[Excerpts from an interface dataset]
⁂

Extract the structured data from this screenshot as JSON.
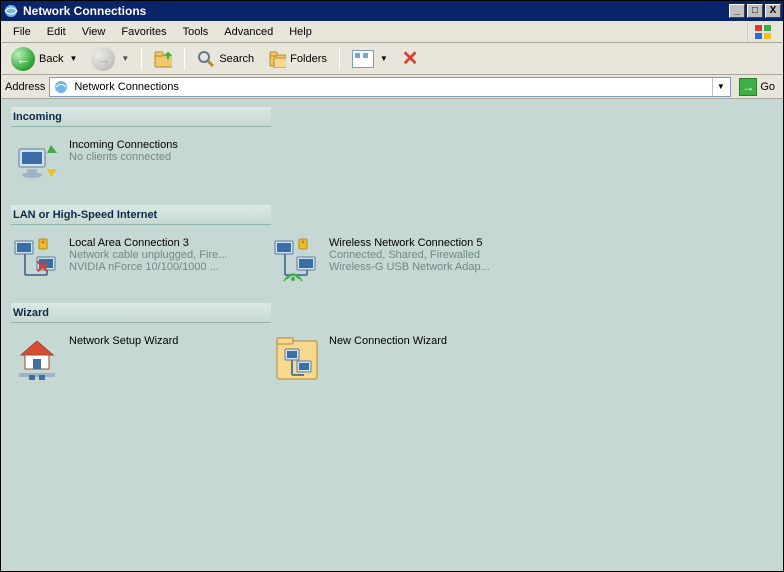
{
  "window": {
    "title": "Network Connections"
  },
  "menu": {
    "file": "File",
    "edit": "Edit",
    "view": "View",
    "favorites": "Favorites",
    "tools": "Tools",
    "advanced": "Advanced",
    "help": "Help"
  },
  "toolbar": {
    "back": "Back",
    "search": "Search",
    "folders": "Folders"
  },
  "addressbar": {
    "label": "Address",
    "value": "Network Connections",
    "go": "Go"
  },
  "sections": {
    "incoming": {
      "header": "Incoming",
      "items": [
        {
          "name": "Incoming Connections",
          "sub1": "No clients connected",
          "sub2": ""
        }
      ]
    },
    "lan": {
      "header": "LAN or High-Speed Internet",
      "items": [
        {
          "name": "Local Area Connection 3",
          "sub1": "Network cable unplugged, Fire...",
          "sub2": "NVIDIA nForce 10/100/1000 ..."
        },
        {
          "name": "Wireless Network Connection 5",
          "sub1": "Connected, Shared, Firewalled",
          "sub2": "Wireless-G USB Network Adap..."
        }
      ]
    },
    "wizard": {
      "header": "Wizard",
      "items": [
        {
          "name": "Network Setup Wizard",
          "sub1": "",
          "sub2": ""
        },
        {
          "name": "New Connection Wizard",
          "sub1": "",
          "sub2": ""
        }
      ]
    }
  }
}
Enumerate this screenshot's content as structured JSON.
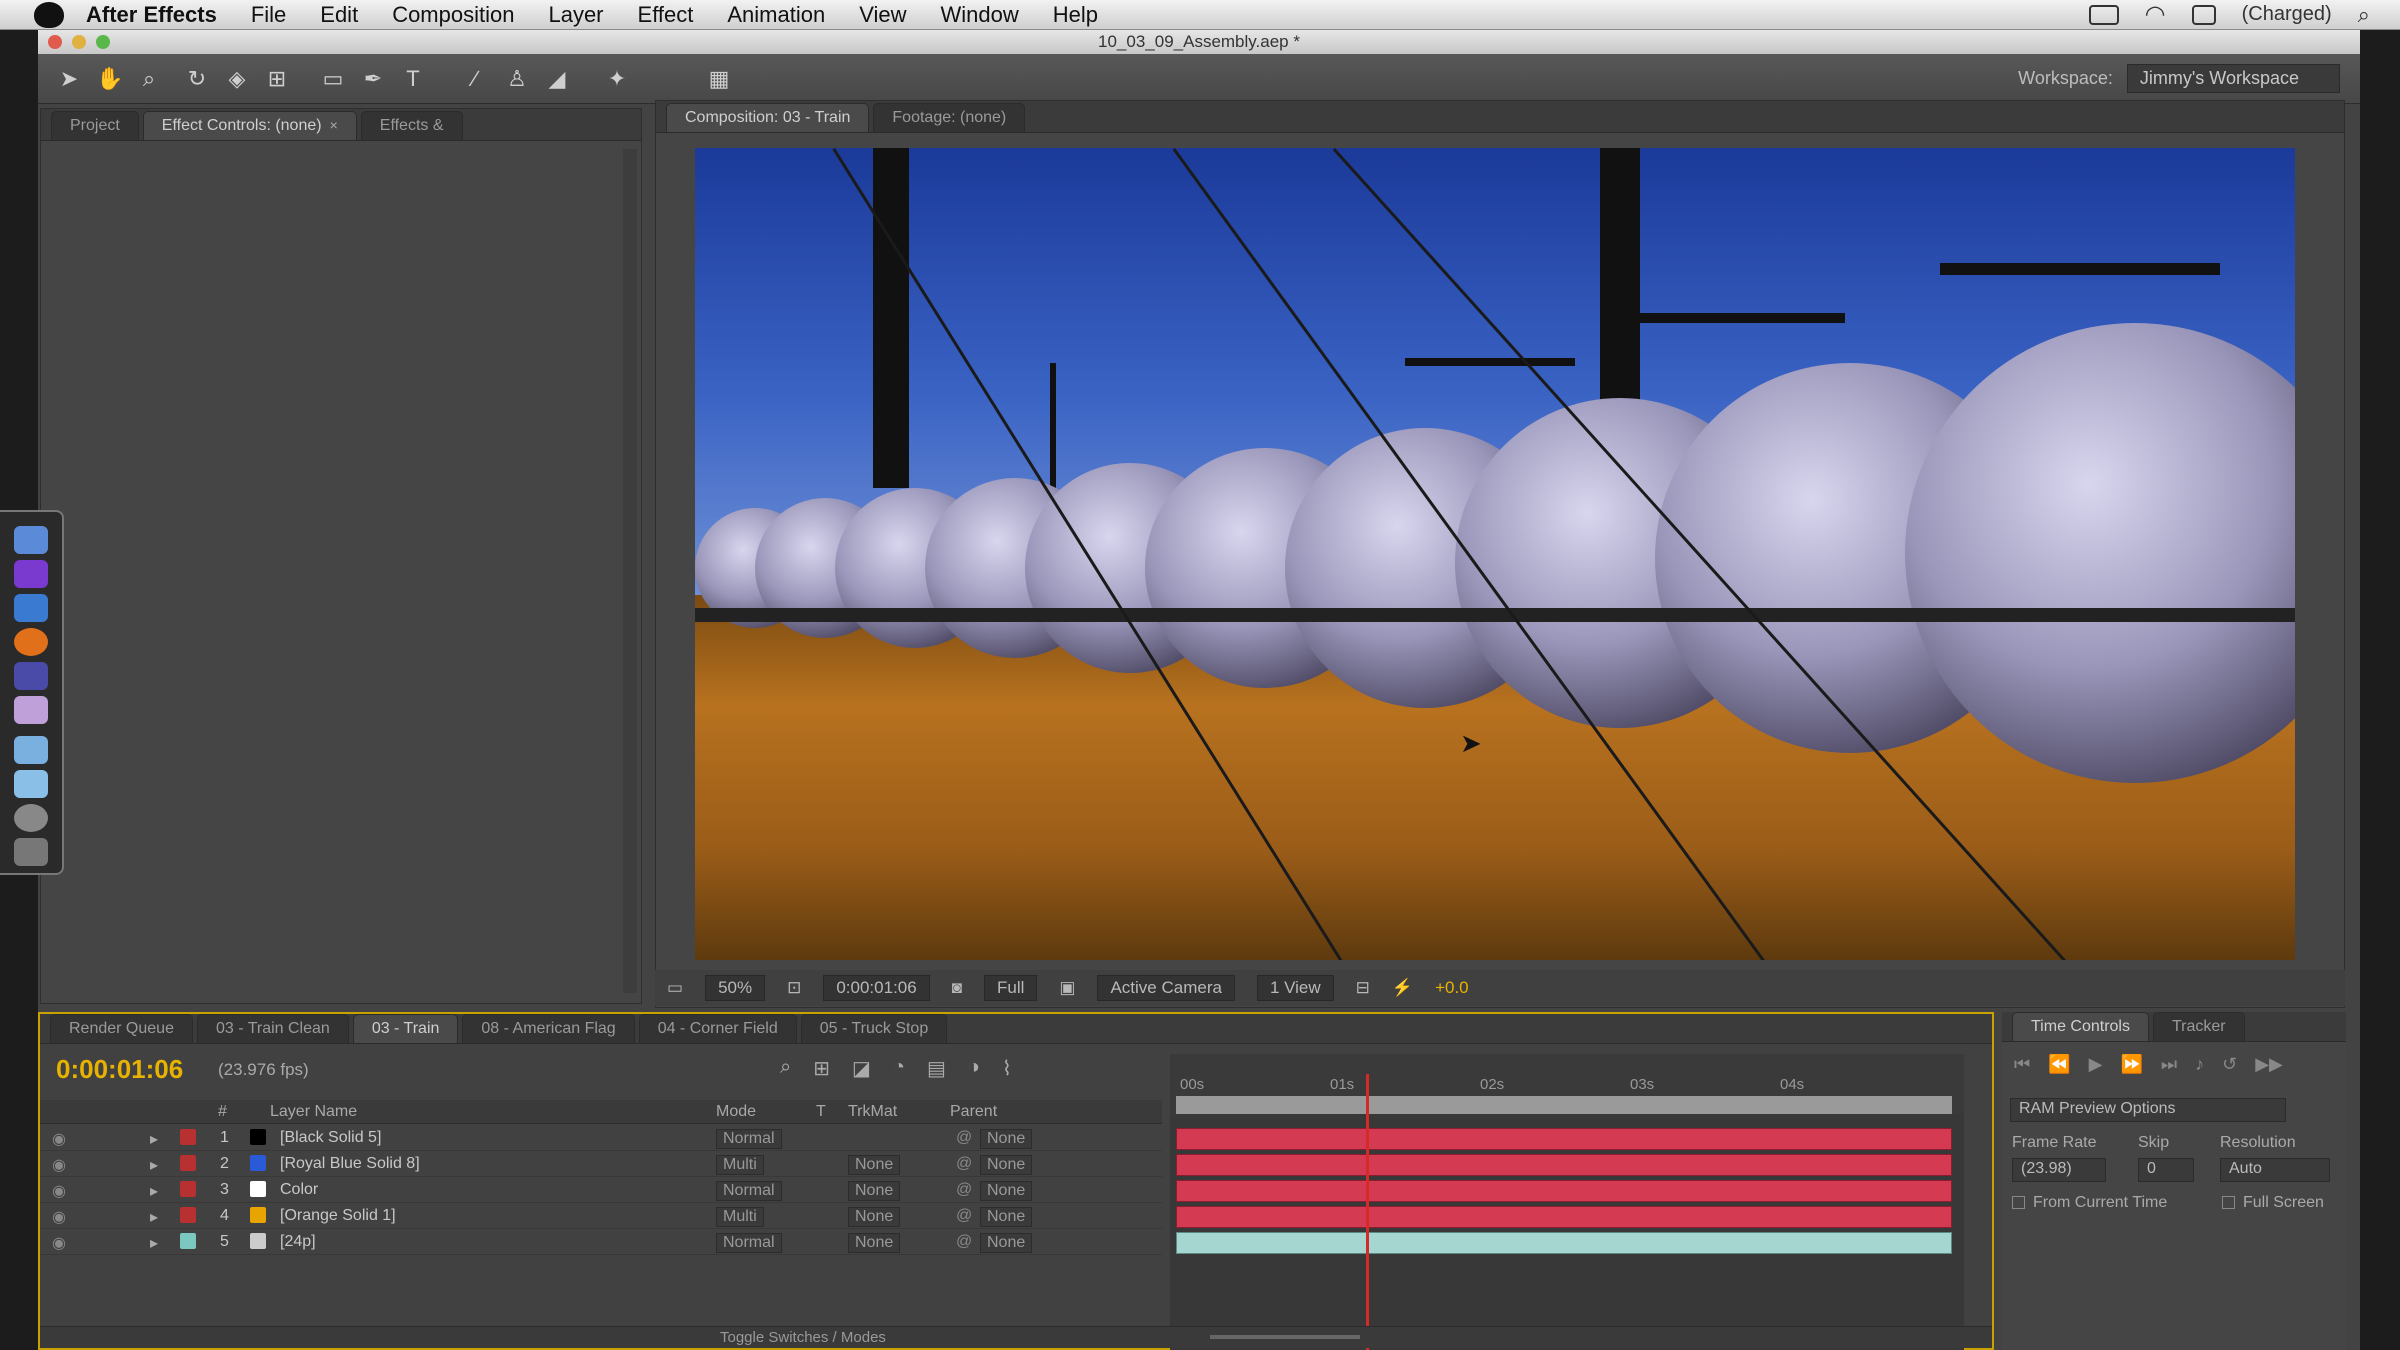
{
  "menubar": {
    "app_name": "After Effects",
    "items": [
      "File",
      "Edit",
      "Composition",
      "Layer",
      "Effect",
      "Animation",
      "View",
      "Window",
      "Help"
    ],
    "battery": "(Charged)"
  },
  "window": {
    "title": "10_03_09_Assembly.aep *"
  },
  "workspace": {
    "label": "Workspace:",
    "value": "Jimmy's Workspace"
  },
  "left_panel": {
    "tabs": [
      {
        "label": "Project"
      },
      {
        "label": "Effect Controls: (none)"
      },
      {
        "label": "Effects &"
      }
    ]
  },
  "comp_panel": {
    "tabs": [
      {
        "label": "Composition: 03 - Train"
      },
      {
        "label": "Footage: (none)"
      }
    ],
    "footer": {
      "zoom": "50%",
      "timecode": "0:00:01:06",
      "resolution": "Full",
      "camera": "Active Camera",
      "views": "1 View",
      "exposure": "+0.0"
    }
  },
  "timeline": {
    "tabs": [
      {
        "label": "Render Queue"
      },
      {
        "label": "03 - Train Clean"
      },
      {
        "label": "03 - Train"
      },
      {
        "label": "08 - American Flag"
      },
      {
        "label": "04 - Corner Field"
      },
      {
        "label": "05 - Truck Stop"
      }
    ],
    "timecode": "0:00:01:06",
    "fps": "(23.976 fps)",
    "columns": {
      "num": "#",
      "name": "Layer Name",
      "mode": "Mode",
      "t": "T",
      "trkmat": "TrkMat",
      "parent": "Parent"
    },
    "ruler": [
      "00s",
      "01s",
      "02s",
      "03s",
      "04s"
    ],
    "layers": [
      {
        "num": "1",
        "name": "[Black Solid 5]",
        "mode": "Normal",
        "trkmat": "",
        "parent": "None",
        "swatch": "#000000",
        "label": "#b83030"
      },
      {
        "num": "2",
        "name": "[Royal Blue Solid 8]",
        "mode": "Multi",
        "trkmat": "None",
        "parent": "None",
        "swatch": "#2a5ad8",
        "label": "#b83030"
      },
      {
        "num": "3",
        "name": "Color",
        "mode": "Normal",
        "trkmat": "None",
        "parent": "None",
        "swatch": "#ffffff",
        "label": "#b83030"
      },
      {
        "num": "4",
        "name": "[Orange Solid 1]",
        "mode": "Multi",
        "trkmat": "None",
        "parent": "None",
        "swatch": "#e8a400",
        "label": "#b83030"
      },
      {
        "num": "5",
        "name": "[24p]",
        "mode": "Normal",
        "trkmat": "None",
        "parent": "None",
        "swatch": "#cccccc",
        "label": "#7ac8c0"
      }
    ],
    "footer_label": "Toggle Switches / Modes"
  },
  "time_controls": {
    "tabs": [
      {
        "label": "Time Controls"
      },
      {
        "label": "Tracker"
      }
    ],
    "ram_preview": "RAM Preview Options",
    "frame_rate_label": "Frame Rate",
    "skip_label": "Skip",
    "resolution_label": "Resolution",
    "frame_rate": "(23.98)",
    "skip": "0",
    "resolution": "Auto",
    "from_current_time": "From Current Time",
    "full_screen": "Full Screen"
  },
  "colors": {
    "accent": "#e8b200",
    "bar_red": "#d43a52",
    "bar_teal": "#a6d6d0",
    "cti": "#d42a2a"
  },
  "icons": [
    "apple-icon",
    "selection-tool-icon",
    "hand-tool-icon",
    "zoom-tool-icon",
    "rotate-tool-icon",
    "camera-tool-icon",
    "pan-behind-icon",
    "rectangle-tool-icon",
    "pen-tool-icon",
    "type-tool-icon",
    "brush-tool-icon",
    "clone-stamp-icon",
    "eraser-icon",
    "puppet-pin-icon",
    "snapping-icon",
    "wifi-icon",
    "battery-icon",
    "spotlight-icon"
  ]
}
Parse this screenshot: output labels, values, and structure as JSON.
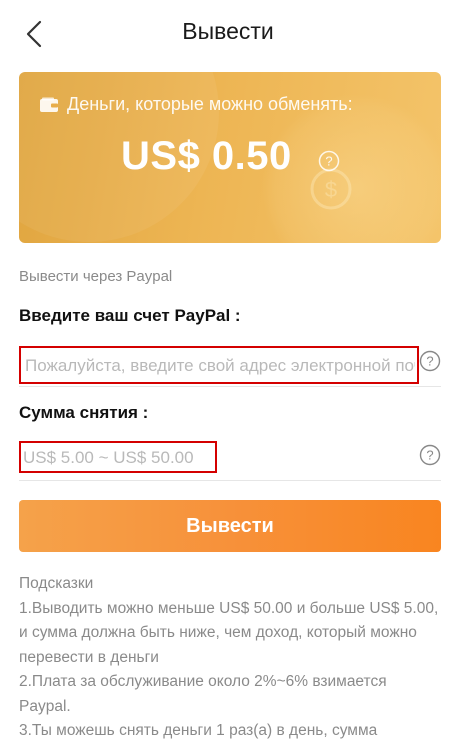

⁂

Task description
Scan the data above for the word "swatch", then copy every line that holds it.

Answer box
        "swatch": "#000000",
        "swatch": "#2a5ad8",
        "swatch": "#ffffff",
        "swatch": "#e8a400",
        "swatch": "#cccccc",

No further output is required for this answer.